We implemented our model using PyTorch 

(paszke2019pytorch). The source code is publicly available in GitHub555https://github.com/kahrabian/RT-X.

Event Type Head Relation (Code) Tail
Commit Comment User Actor (U_AO_CC) Commit Comment
Fork Repository Fork (R_FO_R) Repository
Issue Comment User Created (U_SO_C_IC) Issue Comment
Edited (U_SO_E_IC)
Deleted (U_SO_D_IC)
Issue Comment Created (IC_AO_C_I) Repository
Edited (IC_AO_E_I)
Deleted (IC_AO_D_I)
Issues User Opened (U_SE_O_I) Issue
Edited (U_SE_E_I)
Deleted (U_SE_D_I)
Pinned (U_SE_P_I)
Unpinned (U_SE_UP_I)
Closed (U_SE_C_I)
Reopened (U_SE_RO_I)
Assigned (U_SE_A_I)
Unassigned (U_SE_UA_I)
Locked (U_SE_LO_I)
Unlocked (U_SE_ULO_I)
Transferred (U_SE_T_I)
User Assigned (U_AO_A_I) Issue
Unassigned (U_AO_UA_I)
Issue Opened (I_AO_O_R) Repository
Edited (I_AO_E_R)
Deleted (I_AO_D_R)
Pinned (I_AO_P_R)
Unpinned (I_AO_UP_R)
Closed (I_AO_C_R)
Reopened (I_AO_RO_R)
Assigned (I_AO_A_R)
Unassigned (I_AO_UA_R)
Locked (I_AO_LO_R)
Unlocked (I_AO_ULO_R)
Transferred (I_AO_T_R)
Member User Added (U_CO_A_R) Repository
Removed (U_CO_E_R)
Edited (U_CO_R_R)
Pull Request Review Comment User Created (U_SO_C_PRC) Pull Request Review Comment
Edited (U_SO_E_PRC)
Deleted (U_SO_D_PRC)
Pull Request Review Comment Created (PRC_AO_C_P) Pull Request
Edited (PRC_AO_E_P)
Deleted (PRC_AO_D_P)
Pull Request Review User Submitted (U_SO_S_PR) Pull Request Review
Edited (U_SO_E_PR)
Dismissed (U_SO_D_PR)
Pull Request Review Submitted (PR_AO_S_P) Pull Request
Edited (PR_AO_E_P)
Dismissed (PR_AO_D_P)

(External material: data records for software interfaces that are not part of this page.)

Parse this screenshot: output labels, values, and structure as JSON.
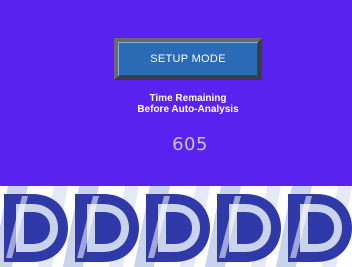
{
  "setup_button": {
    "label": "SETUP MODE"
  },
  "time_remaining": {
    "line1": "Time Remaining",
    "line2": "Before Auto-Analysis",
    "value": "605"
  },
  "colors": {
    "panel_background": "#5a22ee",
    "button_face": "#2b6ab4",
    "logo_dark": "#2f3aa8",
    "logo_light": "#c9d3ec"
  },
  "logo_band": {
    "icon": "d-logo-icon",
    "repeat_count": 5
  }
}
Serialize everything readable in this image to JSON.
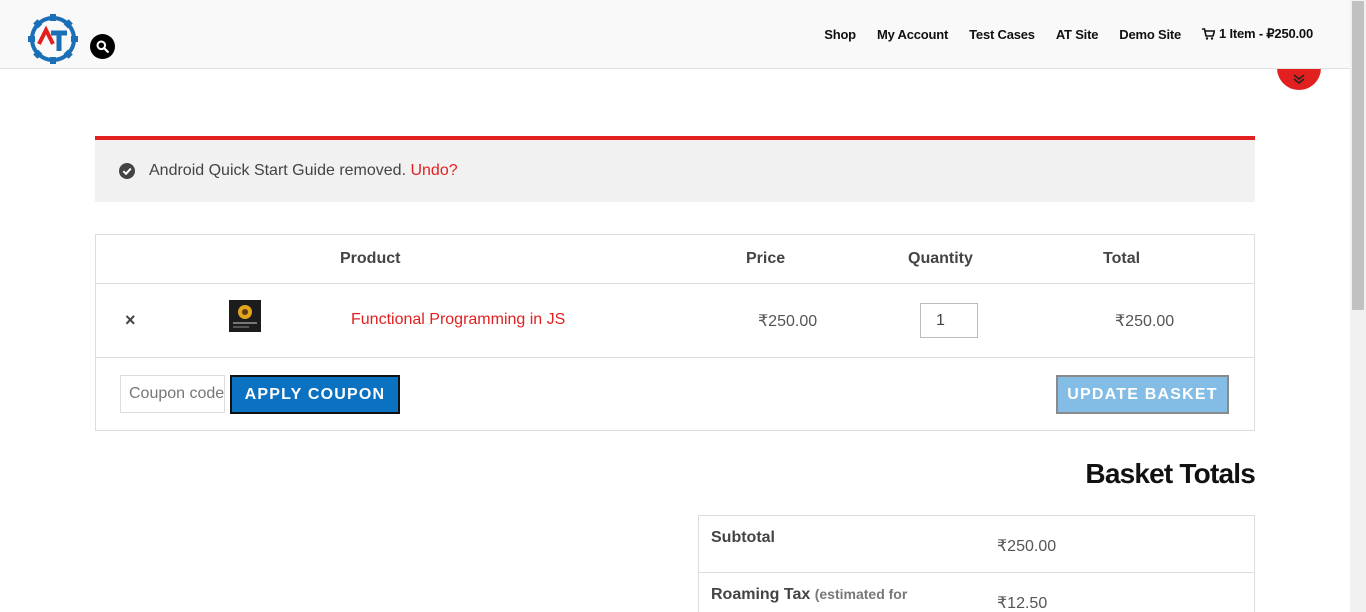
{
  "nav": {
    "items": [
      "Shop",
      "My Account",
      "Test Cases",
      "AT Site",
      "Demo Site"
    ],
    "cart_label": "1 Item - ₽250.00"
  },
  "notice": {
    "message": "Android Quick Start Guide removed.",
    "undo_label": "Undo?"
  },
  "cart": {
    "headers": {
      "product": "Product",
      "price": "Price",
      "quantity": "Quantity",
      "total": "Total"
    },
    "rows": [
      {
        "name": "Functional Programming in JS",
        "price": "₹250.00",
        "quantity": "1",
        "total": "₹250.00"
      }
    ],
    "remove_symbol": "×",
    "coupon_placeholder": "Coupon code",
    "apply_coupon_label": "APPLY COUPON",
    "update_basket_label": "UPDATE BASKET"
  },
  "totals": {
    "title": "Basket Totals",
    "subtotal_label": "Subtotal",
    "subtotal_value": "₹250.00",
    "tax_label": "Roaming Tax",
    "tax_note": "(estimated for",
    "tax_value": "₹12.50"
  },
  "colors": {
    "accent_red": "#e1201f",
    "apply_blue": "#0b72c1",
    "update_blue": "#83bde6",
    "logo_blue": "#1a6fb7"
  },
  "icons": {
    "search": "search-icon",
    "cart": "cart-icon",
    "check": "check-circle-icon",
    "scroll": "double-chevron-down-icon"
  }
}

Pull Request User Assigned (U_SO_A_P) Pull Request
Unassigned (U_SO_UA_P)
Review Requested (U_SO_RR_P)
Review Request Removed (U_SO_RRR_P)

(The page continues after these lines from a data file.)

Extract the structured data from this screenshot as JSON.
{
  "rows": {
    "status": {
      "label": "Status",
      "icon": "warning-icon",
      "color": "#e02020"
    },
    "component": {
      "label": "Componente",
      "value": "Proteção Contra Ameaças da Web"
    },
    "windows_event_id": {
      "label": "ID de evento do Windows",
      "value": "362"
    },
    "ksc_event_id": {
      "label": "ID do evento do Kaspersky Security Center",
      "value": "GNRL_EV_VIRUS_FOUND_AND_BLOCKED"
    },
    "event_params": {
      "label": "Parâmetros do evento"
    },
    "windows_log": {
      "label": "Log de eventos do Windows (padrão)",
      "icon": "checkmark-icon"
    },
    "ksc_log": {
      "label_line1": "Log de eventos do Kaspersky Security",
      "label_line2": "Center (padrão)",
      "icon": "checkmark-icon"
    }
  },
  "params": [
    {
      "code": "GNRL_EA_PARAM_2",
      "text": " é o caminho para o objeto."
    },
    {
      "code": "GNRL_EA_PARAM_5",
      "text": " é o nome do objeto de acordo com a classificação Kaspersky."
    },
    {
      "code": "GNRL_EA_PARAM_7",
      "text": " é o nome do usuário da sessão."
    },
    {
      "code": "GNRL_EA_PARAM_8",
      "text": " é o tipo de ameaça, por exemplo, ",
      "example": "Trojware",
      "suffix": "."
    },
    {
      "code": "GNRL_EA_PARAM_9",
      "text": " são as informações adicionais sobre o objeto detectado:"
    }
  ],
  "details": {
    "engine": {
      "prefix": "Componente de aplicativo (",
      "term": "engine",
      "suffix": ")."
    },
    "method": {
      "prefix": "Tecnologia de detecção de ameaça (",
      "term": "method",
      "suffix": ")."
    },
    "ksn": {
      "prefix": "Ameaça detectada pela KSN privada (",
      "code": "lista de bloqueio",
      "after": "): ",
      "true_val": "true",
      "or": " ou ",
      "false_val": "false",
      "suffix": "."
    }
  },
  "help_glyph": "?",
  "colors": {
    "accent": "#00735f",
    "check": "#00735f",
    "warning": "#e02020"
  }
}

Opened (U_SO_O_P)
Edited (U_SO_E_P)
Closed (U_SO_C_P)
Ready for Review (U_SO_RFR_P)
Locked (U_SO_L_P)
Unlocked (U_SO_UL_P)
Reopened (U_SO_R_P)

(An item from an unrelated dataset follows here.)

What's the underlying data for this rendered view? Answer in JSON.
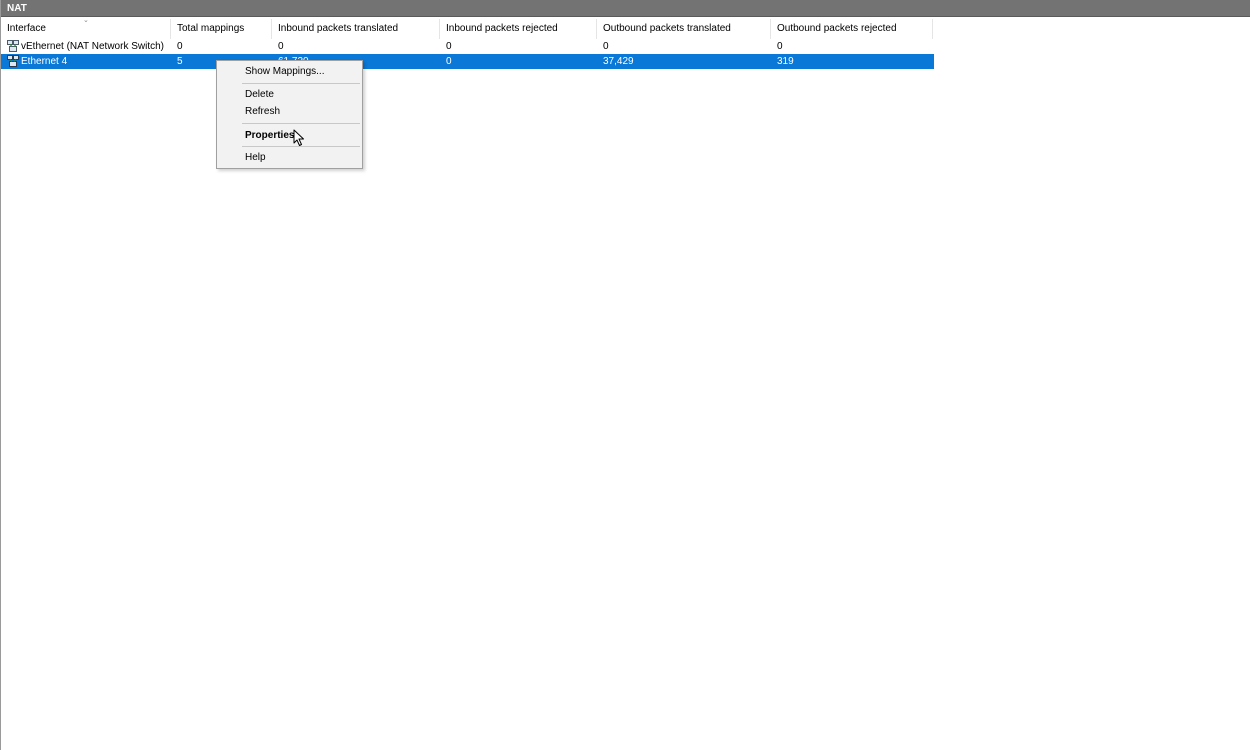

Synchronize (U_SO_S_P)
User Assigned (U_AO_A_P) Pull Request
Unassigned (U_AO_U_P)
User Review Requested (U_RRO_A_P) Pull Request
Review Request Removed (U_RRO_R_P)
Pull Request Assigned (P_AO_A_R) Repository
Unassigned (P_AO_UA_R)
Review Requested (P_AO_RR_R)
Review Request Removed (P_AO_RRR_R)
Opened (P_AO_O_R)
Edited (P_AO_E_R)
Closed (P_AO_C_R)
Ready for Review (P_AO_RFR_R)
Locked (P_AO_L_R)
Unlocked (P_AO_UL_R)
Reopened (P_AO_R_R)
Synchronize (P_AO_S_R)
Push User Sender (U_SO_C) Repository
Star User Created (U_HS_A_R) Repository
Deleted (U_HS_R_R)
Table 9: Extraction rules used to build the KG from raw events.